Later, after Berlin Crisis with then the Soviet Union, his duties in Germany required monitoring communications along the Russian border. One time, while traveling on a road thought to be open, a small group of their trucks with equipment were blocked by Soviet soldiers. The soldiers wanted to inspect the vehicles. Not wanting to allow valuable equipment to be seen or possibly taken, the group decided to run the blockade. (Charles F. Waters) was driving one of the 10-ton trucks. A Russian soldier shot a front tire which caused the truck to start to turn over. While trying to jump out of it, one of the patch pockets on his pants got caught and he was unable to cleanly escape.

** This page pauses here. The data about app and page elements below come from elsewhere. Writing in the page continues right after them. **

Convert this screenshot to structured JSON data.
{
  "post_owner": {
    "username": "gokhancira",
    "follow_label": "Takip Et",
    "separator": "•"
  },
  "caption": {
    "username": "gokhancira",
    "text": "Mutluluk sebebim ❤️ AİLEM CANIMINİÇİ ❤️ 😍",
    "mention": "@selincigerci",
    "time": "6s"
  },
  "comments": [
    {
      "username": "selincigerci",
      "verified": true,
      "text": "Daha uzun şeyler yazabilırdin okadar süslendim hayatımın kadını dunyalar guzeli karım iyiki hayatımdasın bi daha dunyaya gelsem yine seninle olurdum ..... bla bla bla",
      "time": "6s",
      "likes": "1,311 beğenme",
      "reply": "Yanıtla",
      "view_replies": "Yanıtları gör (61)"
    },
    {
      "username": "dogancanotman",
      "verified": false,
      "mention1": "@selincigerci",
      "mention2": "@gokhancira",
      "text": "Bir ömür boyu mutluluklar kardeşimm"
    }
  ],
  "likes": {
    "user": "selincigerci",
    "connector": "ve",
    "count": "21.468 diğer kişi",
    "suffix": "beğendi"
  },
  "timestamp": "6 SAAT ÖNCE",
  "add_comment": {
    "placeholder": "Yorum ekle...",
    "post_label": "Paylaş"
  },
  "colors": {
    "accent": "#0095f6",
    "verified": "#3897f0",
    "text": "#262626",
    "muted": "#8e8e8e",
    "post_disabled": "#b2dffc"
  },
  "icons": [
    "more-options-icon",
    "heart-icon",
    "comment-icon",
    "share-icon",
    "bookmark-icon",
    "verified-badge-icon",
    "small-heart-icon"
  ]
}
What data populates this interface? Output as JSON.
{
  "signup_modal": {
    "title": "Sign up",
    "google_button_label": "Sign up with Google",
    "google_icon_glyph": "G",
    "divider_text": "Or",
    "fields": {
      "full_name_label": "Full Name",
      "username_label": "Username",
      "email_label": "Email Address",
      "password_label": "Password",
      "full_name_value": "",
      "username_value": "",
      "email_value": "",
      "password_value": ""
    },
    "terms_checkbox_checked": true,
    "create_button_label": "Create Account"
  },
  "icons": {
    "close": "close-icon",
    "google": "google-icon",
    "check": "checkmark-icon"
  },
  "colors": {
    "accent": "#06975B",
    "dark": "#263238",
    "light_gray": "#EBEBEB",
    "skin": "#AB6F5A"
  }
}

The truck landed on his leg and crushed it. Surrounded with machine gun protection from his fellow soldiers, a helicopter was needed to lift the truck and allow the unconscious, Charles F. Waters, to be medically evacuated. Despite fighting with the medical board for a year and a half, they retired him out in 1967 with 100% disabilities.
With over 20 years of service in all branches of the armed forces except for the Marine Corps, very few persons would be as patriotic as Army retired Staff Sergeant (Charles F. Waters)! And there are lots of coincidences – He fought for liberty in WWII, He served aboard Liberty cargo ships, and he is graduating along with Liberty High School students. He and his wife, Ruth, live in Kissimmee with Liberty High School being the closest to their home.
Charles had seven children, of which one has died. Charles F. Waters III (the third) died a year and a half ago. He had dangerous chemical exposure from his Air Force service in Vietnam.
On the same day in the morning – Thursday, May 29 – one of Charles’ great-granddaughters in Tampa will be attending her own commencement ceremonies. Two generations with several decades of time between them will receive their diplomas and the honor of being high school graduates. (At this time, it is unknown if she will be attending this event for her great-grandfather.)
- A WWII veteran will receive his high school diploma on Thursday, May 29 with other Liberty High School graduates.
- Where: Osceola Heritage Park, 1875 Silver Spur Lane, Kissimmee, 34744.
- When: 1pm Commencement ceremony starts. Doors open at 12:15.